Sunny Hundal writes:
You don’t hear that phrase being bandied about much any more. I’m almost starting to miss being called a ‘deficit denier’. Sometimes I was a ‘flat earther’ – which was funny too. The UK’s AAA downgrade wasn’t just a nail in the coffin of Osbonomics, it was also a much-needed kick in the groin to those on the right of the Labour party who thought opposing austerity was political and economic madness.
The fearless Dan Hodges, the man willing to tell the truth to the Left (a truth usually also echoed by the Conservatives), was a vigorous soldier within the pack. He was scathing – ‘Time for Labour’s flat earthers to get real‘! He was unrelenting – calling Polly Toynbee “High Priestess of Flat-Earthism” and me “editor of Flat Earth Times“! How we laughed. You know, those were fun days. All this shouldn’t come as a surprise – Dan Hodges knows less about economics than Lib Dems do about managing allegations of sexual harassment. Nowadays he’s reduced to poking a stick at Nick Clegg.

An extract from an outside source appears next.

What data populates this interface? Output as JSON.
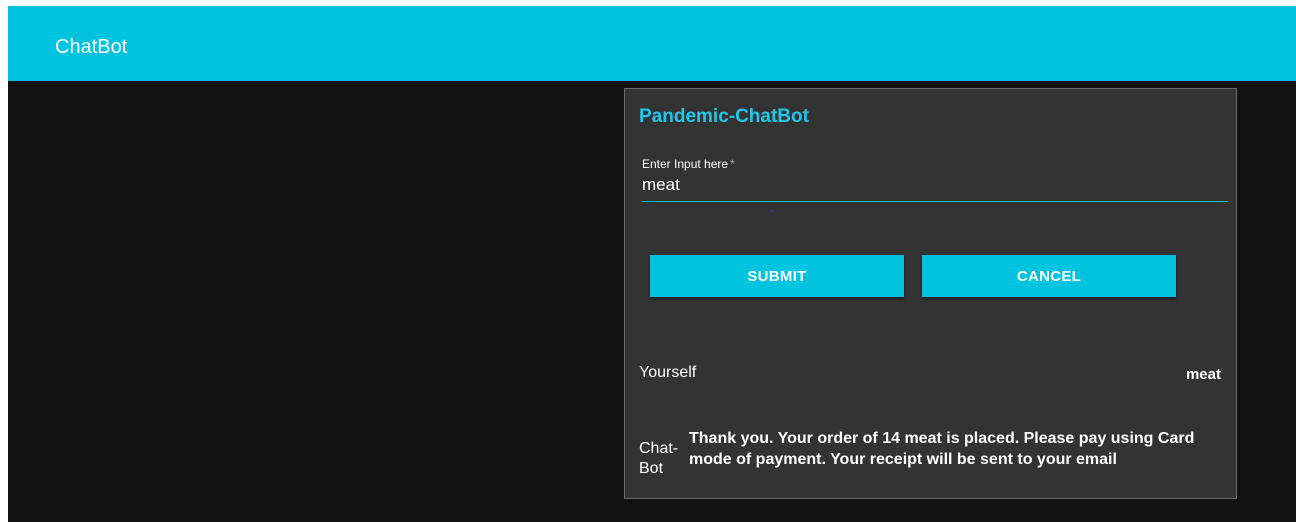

There were others too. Rob Marchant similarly criticised me on the grounds that the most likely outcome of Osbornomics would be a bit of pain and then back to normality. Someone else also needs to pick up an economics text-book I think. But those two strategy geniuses weren’t alone of course – others who should know better also joined in. Let’s not forget Black Labour – who published a pamphlet in 2011 saying Labour should ‘place fiscal conservatism at the heart of its message‘. How’s that working out for you guys?
Since Osbornomics has comprehensively blown up, Black Labour have avoided answering two key questions:

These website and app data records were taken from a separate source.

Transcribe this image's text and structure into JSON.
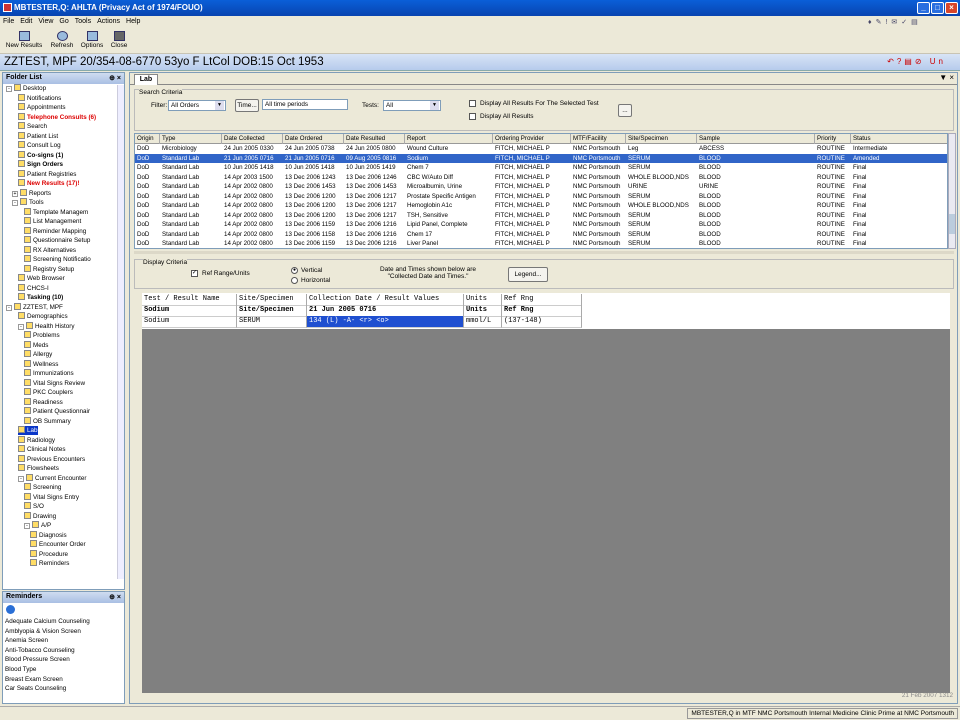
{
  "window": {
    "title": "MBTESTER,Q: AHLTA  (Privacy Act of 1974/FOUO)"
  },
  "menu": [
    "File",
    "Edit",
    "View",
    "Go",
    "Tools",
    "Actions",
    "Help"
  ],
  "toolbar": [
    "New Results",
    "Refresh",
    "Options",
    "Close"
  ],
  "patient": {
    "banner": "ZZTEST, MPF  20/354-08-6770  53yo  F   LtCol  DOB:15 Oct 1953"
  },
  "folder": {
    "title": "Folder List",
    "pin": "⊕ ×",
    "items": [
      {
        "l": "Desktop",
        "d": 0,
        "pm": "-",
        "s": ""
      },
      {
        "l": "Notifications",
        "d": 2,
        "s": ""
      },
      {
        "l": "Appointments",
        "d": 2,
        "s": ""
      },
      {
        "l": "Telephone Consults (6)",
        "d": 2,
        "s": "red"
      },
      {
        "l": "Search",
        "d": 2,
        "s": ""
      },
      {
        "l": "Patient List",
        "d": 2,
        "s": ""
      },
      {
        "l": "Consult Log",
        "d": 2,
        "s": ""
      },
      {
        "l": "Co-signs (1)",
        "d": 2,
        "s": "b"
      },
      {
        "l": "Sign Orders",
        "d": 2,
        "s": "b"
      },
      {
        "l": "Patient Registries",
        "d": 2,
        "s": ""
      },
      {
        "l": "New Results (17)!",
        "d": 2,
        "s": "red"
      },
      {
        "l": "Reports",
        "d": 1,
        "pm": "+",
        "s": ""
      },
      {
        "l": "Tools",
        "d": 1,
        "pm": "-",
        "s": ""
      },
      {
        "l": "Template Managem",
        "d": 3,
        "s": ""
      },
      {
        "l": "List Management",
        "d": 3,
        "s": ""
      },
      {
        "l": "Reminder Mapping",
        "d": 3,
        "s": ""
      },
      {
        "l": "Questionnaire Setup",
        "d": 3,
        "s": ""
      },
      {
        "l": "RX Alternatives",
        "d": 3,
        "s": ""
      },
      {
        "l": "Screening Notificatio",
        "d": 3,
        "s": ""
      },
      {
        "l": "Registry Setup",
        "d": 3,
        "s": ""
      },
      {
        "l": "Web Browser",
        "d": 2,
        "s": ""
      },
      {
        "l": "CHCS-I",
        "d": 2,
        "s": ""
      },
      {
        "l": "Tasking (10)",
        "d": 2,
        "s": "b"
      },
      {
        "l": "ZZTEST, MPF",
        "d": 0,
        "pm": "-",
        "s": ""
      },
      {
        "l": "Demographics",
        "d": 2,
        "s": ""
      },
      {
        "l": "Health History",
        "d": 2,
        "pm": "-",
        "s": ""
      },
      {
        "l": "Problems",
        "d": 3,
        "s": ""
      },
      {
        "l": "Meds",
        "d": 3,
        "s": ""
      },
      {
        "l": "Allergy",
        "d": 3,
        "s": ""
      },
      {
        "l": "Wellness",
        "d": 3,
        "s": ""
      },
      {
        "l": "Immunizations",
        "d": 3,
        "s": ""
      },
      {
        "l": "Vital Signs Review",
        "d": 3,
        "s": ""
      },
      {
        "l": "PKC Couplers",
        "d": 3,
        "s": ""
      },
      {
        "l": "Readiness",
        "d": 3,
        "s": ""
      },
      {
        "l": "Patient Questionnair",
        "d": 3,
        "s": ""
      },
      {
        "l": "OB Summary",
        "d": 3,
        "s": ""
      },
      {
        "l": "Lab",
        "d": 2,
        "s": "sel"
      },
      {
        "l": "Radiology",
        "d": 2,
        "s": ""
      },
      {
        "l": "Clinical Notes",
        "d": 2,
        "s": ""
      },
      {
        "l": "Previous Encounters",
        "d": 2,
        "s": ""
      },
      {
        "l": "Flowsheets",
        "d": 2,
        "s": ""
      },
      {
        "l": "Current Encounter",
        "d": 2,
        "pm": "-",
        "s": ""
      },
      {
        "l": "Screening",
        "d": 3,
        "s": ""
      },
      {
        "l": "Vital Signs Entry",
        "d": 3,
        "s": ""
      },
      {
        "l": "S/O",
        "d": 3,
        "s": ""
      },
      {
        "l": "Drawing",
        "d": 3,
        "s": ""
      },
      {
        "l": "A/P",
        "d": 3,
        "pm": "-",
        "s": ""
      },
      {
        "l": "Diagnosis",
        "d": 4,
        "s": ""
      },
      {
        "l": "Encounter Order",
        "d": 4,
        "s": ""
      },
      {
        "l": "Procedure",
        "d": 4,
        "s": ""
      },
      {
        "l": "Reminders",
        "d": 4,
        "s": ""
      }
    ]
  },
  "reminders": {
    "title": "Reminders",
    "pin": "⊕ ×",
    "items": [
      "Adequate Calcium Counseling",
      "Amblyopia & Vision Screen",
      "Anemia Screen",
      "Anti-Tobacco Counseling",
      "Blood Pressure Screen",
      "Blood Type",
      "Breast Exam Screen",
      "Car Seats Counseling"
    ]
  },
  "tab": {
    "label": "Lab"
  },
  "search": {
    "legend": "Search Criteria",
    "filter_label": "Filter:",
    "filter_value": "All Orders",
    "time_btn": "Time...",
    "time_value": "All time periods",
    "tests_label": "Tests:",
    "tests_value": "All",
    "cb1": "Display All Results For The Selected Test",
    "cb2": "Display All Results",
    "more_btn": "..."
  },
  "grid": {
    "columns": [
      "Origin",
      "Type",
      "Date Collected",
      "Date Ordered",
      "Date Resulted",
      "Report",
      "Ordering Provider",
      "MTF/Facility",
      "Site/Specimen",
      "Sample",
      "Priority",
      "Status"
    ],
    "rows": [
      [
        "DoD",
        "Microbiology",
        "24 Jun 2005 0330",
        "24 Jun 2005 0738",
        "24 Jun 2005 0800",
        "Wound Culture",
        "FITCH, MICHAEL P",
        "NMC Portsmouth",
        "Leg",
        "ABCESS",
        "ROUTINE",
        "Intermediate"
      ],
      [
        "DoD",
        "Standard Lab",
        "21 Jun 2005 0716",
        "21 Jun 2005 0716",
        "09 Aug 2005 0816",
        "Sodium",
        "FITCH, MICHAEL P",
        "NMC Portsmouth",
        "SERUM",
        "BLOOD",
        "ROUTINE",
        "Amended"
      ],
      [
        "DoD",
        "Standard Lab",
        "10 Jun 2005 1418",
        "10 Jun 2005 1418",
        "10 Jun 2005 1419",
        "Chem 7",
        "FITCH, MICHAEL P",
        "NMC Portsmouth",
        "SERUM",
        "BLOOD",
        "ROUTINE",
        "Final"
      ],
      [
        "DoD",
        "Standard Lab",
        "14 Apr 2003 1500",
        "13 Dec 2006 1243",
        "13 Dec 2006 1246",
        "CBC W/Auto Diff",
        "FITCH, MICHAEL P",
        "NMC Portsmouth",
        "WHOLE BLOOD,NDS",
        "BLOOD",
        "ROUTINE",
        "Final"
      ],
      [
        "DoD",
        "Standard Lab",
        "14 Apr 2002 0800",
        "13 Dec 2006 1453",
        "13 Dec 2006 1453",
        "Microalbumin, Urine",
        "FITCH, MICHAEL P",
        "NMC Portsmouth",
        "URINE",
        "URINE",
        "ROUTINE",
        "Final"
      ],
      [
        "DoD",
        "Standard Lab",
        "14 Apr 2002 0800",
        "13 Dec 2006 1200",
        "13 Dec 2006 1217",
        "Prostate Specific Antigen",
        "FITCH, MICHAEL P",
        "NMC Portsmouth",
        "SERUM",
        "BLOOD",
        "ROUTINE",
        "Final"
      ],
      [
        "DoD",
        "Standard Lab",
        "14 Apr 2002 0800",
        "13 Dec 2006 1200",
        "13 Dec 2006 1217",
        "Hemoglobin A1c",
        "FITCH, MICHAEL P",
        "NMC Portsmouth",
        "WHOLE BLOOD,NDS",
        "BLOOD",
        "ROUTINE",
        "Final"
      ],
      [
        "DoD",
        "Standard Lab",
        "14 Apr 2002 0800",
        "13 Dec 2006 1200",
        "13 Dec 2006 1217",
        "TSH, Sensitive",
        "FITCH, MICHAEL P",
        "NMC Portsmouth",
        "SERUM",
        "BLOOD",
        "ROUTINE",
        "Final"
      ],
      [
        "DoD",
        "Standard Lab",
        "14 Apr 2002 0800",
        "13 Dec 2006 1159",
        "13 Dec 2006 1216",
        "Lipid Panel, Complete",
        "FITCH, MICHAEL P",
        "NMC Portsmouth",
        "SERUM",
        "BLOOD",
        "ROUTINE",
        "Final"
      ],
      [
        "DoD",
        "Standard Lab",
        "14 Apr 2002 0800",
        "13 Dec 2006 1158",
        "13 Dec 2006 1216",
        "Chem 17",
        "FITCH, MICHAEL P",
        "NMC Portsmouth",
        "SERUM",
        "BLOOD",
        "ROUTINE",
        "Final"
      ],
      [
        "DoD",
        "Standard Lab",
        "14 Apr 2002 0800",
        "13 Dec 2006 1159",
        "13 Dec 2006 1216",
        "Liver Panel",
        "FITCH, MICHAEL P",
        "NMC Portsmouth",
        "SERUM",
        "BLOOD",
        "ROUTINE",
        "Final"
      ]
    ],
    "selected": 1
  },
  "display": {
    "legend": "Display Criteria",
    "refrange": "Ref Range/Units",
    "vertical": "Vertical",
    "horizontal": "Horizontal",
    "note": "Date and Times shown below are \"Collected Date and Times.\"",
    "legend_btn": "Legend..."
  },
  "results": {
    "headers": [
      "Test / Result Name",
      "Site/Specimen",
      "Collection Date / Result Values",
      "Units",
      "Ref Rng"
    ],
    "row1": [
      "Sodium",
      "Site/Specimen",
      "21 Jun 2005 0716",
      "Units",
      "Ref Rng"
    ],
    "row2": [
      "Sodium",
      "SERUM",
      "134 (L) -A- <r> <o>",
      "mmol/L",
      "(137-148)"
    ]
  },
  "footer_date": "21 Feb 2007 1312",
  "status": "MBTESTER,Q  in MTF NMC Portsmouth Internal Medicine Clinic Prime at NMC Portsmouth"
}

1) why should Labour sign up to the kind of austerity now shown to be choking off our economic recovery, and keeping millions of people jobless?
2) if you think deficit reduction is important when times are good (agreed, with caveats), why were you promoting that message at a time when the focus should have been on growing the economy, not more cuts?
I’ve not seen an answer to either of those questions. That Osborne’s economic plans have blown up isn’t just a tragedy for this country, it also undermines George Osborne and those in the Labour party who endorsed his strategy. I admit, I’ll miss their childish jibes though.
Update: Both Anthony Painter and Hopi Sen now claim they haven’t actually called for cuts. Which is bizarre given Painter’s own words earlier: “Hard realism is essentially the position outlined in the In The Black Labour paper and variants. You have to be clear about your fiscal approach in 2015 with rules attached, specify the cuts you would make in the meantime and beyond as clearly as possible, and be clear about your priorities in a constrained fiscal environment.”
One of these days I want to write a short pamphlet and make it so vague that I can keep claiming others haven’t read it when they point out inconsistencies.